• _The task_
In the entries below, find the lines with the word "icon" and copy them.

• _Input data_
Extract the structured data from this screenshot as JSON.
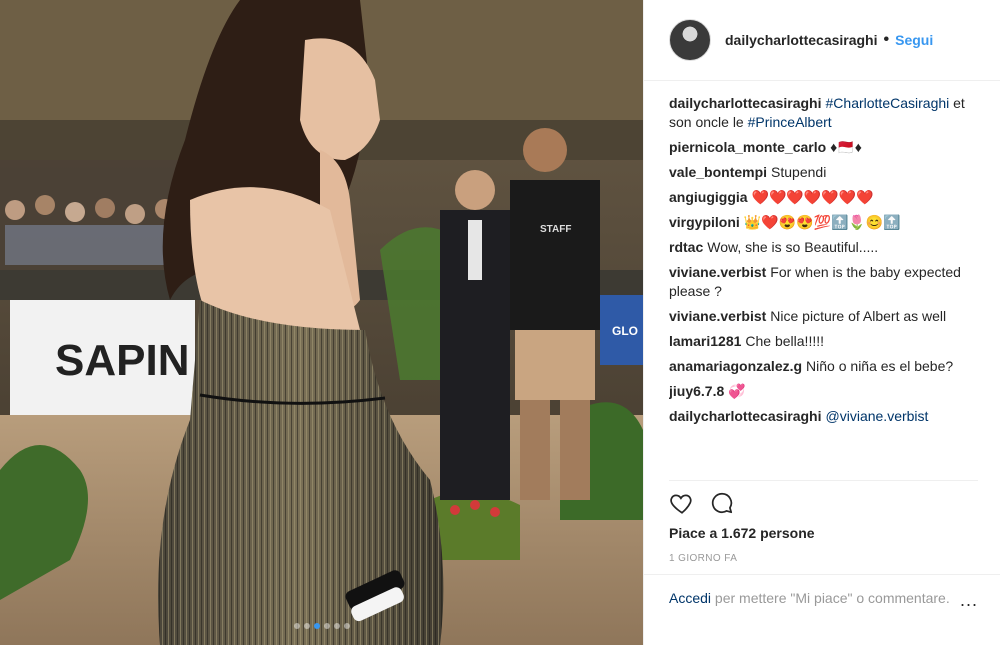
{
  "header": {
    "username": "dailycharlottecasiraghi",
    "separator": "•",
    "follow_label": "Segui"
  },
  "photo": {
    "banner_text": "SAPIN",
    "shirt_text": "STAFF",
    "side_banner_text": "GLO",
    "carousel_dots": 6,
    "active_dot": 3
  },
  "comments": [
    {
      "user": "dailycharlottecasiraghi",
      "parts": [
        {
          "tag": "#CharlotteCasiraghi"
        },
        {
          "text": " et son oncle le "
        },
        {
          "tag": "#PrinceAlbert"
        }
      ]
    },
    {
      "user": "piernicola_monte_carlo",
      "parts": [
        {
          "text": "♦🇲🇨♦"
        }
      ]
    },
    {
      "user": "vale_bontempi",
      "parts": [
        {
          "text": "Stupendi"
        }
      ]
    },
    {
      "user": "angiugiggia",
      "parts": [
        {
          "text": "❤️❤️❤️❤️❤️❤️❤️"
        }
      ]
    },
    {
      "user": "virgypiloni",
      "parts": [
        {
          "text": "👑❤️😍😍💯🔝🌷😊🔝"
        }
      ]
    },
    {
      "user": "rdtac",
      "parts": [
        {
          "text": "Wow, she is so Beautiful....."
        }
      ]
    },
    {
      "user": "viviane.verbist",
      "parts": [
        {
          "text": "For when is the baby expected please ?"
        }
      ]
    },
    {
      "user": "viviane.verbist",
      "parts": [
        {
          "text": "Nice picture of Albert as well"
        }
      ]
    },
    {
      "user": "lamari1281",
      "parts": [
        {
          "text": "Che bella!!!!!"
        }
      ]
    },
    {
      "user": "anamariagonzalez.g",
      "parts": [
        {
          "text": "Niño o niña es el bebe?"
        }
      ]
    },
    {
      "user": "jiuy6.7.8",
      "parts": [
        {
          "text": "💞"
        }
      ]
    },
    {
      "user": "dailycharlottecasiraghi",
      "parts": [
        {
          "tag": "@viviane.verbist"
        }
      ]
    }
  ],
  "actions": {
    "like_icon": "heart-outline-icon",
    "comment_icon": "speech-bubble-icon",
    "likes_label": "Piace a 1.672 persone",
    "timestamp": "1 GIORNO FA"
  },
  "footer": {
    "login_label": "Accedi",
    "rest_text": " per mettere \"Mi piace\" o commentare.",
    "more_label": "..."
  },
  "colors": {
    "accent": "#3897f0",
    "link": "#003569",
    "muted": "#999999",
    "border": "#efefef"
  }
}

• _Solution_
    "like_icon": "heart-outline-icon",
    "comment_icon": "speech-bubble-icon",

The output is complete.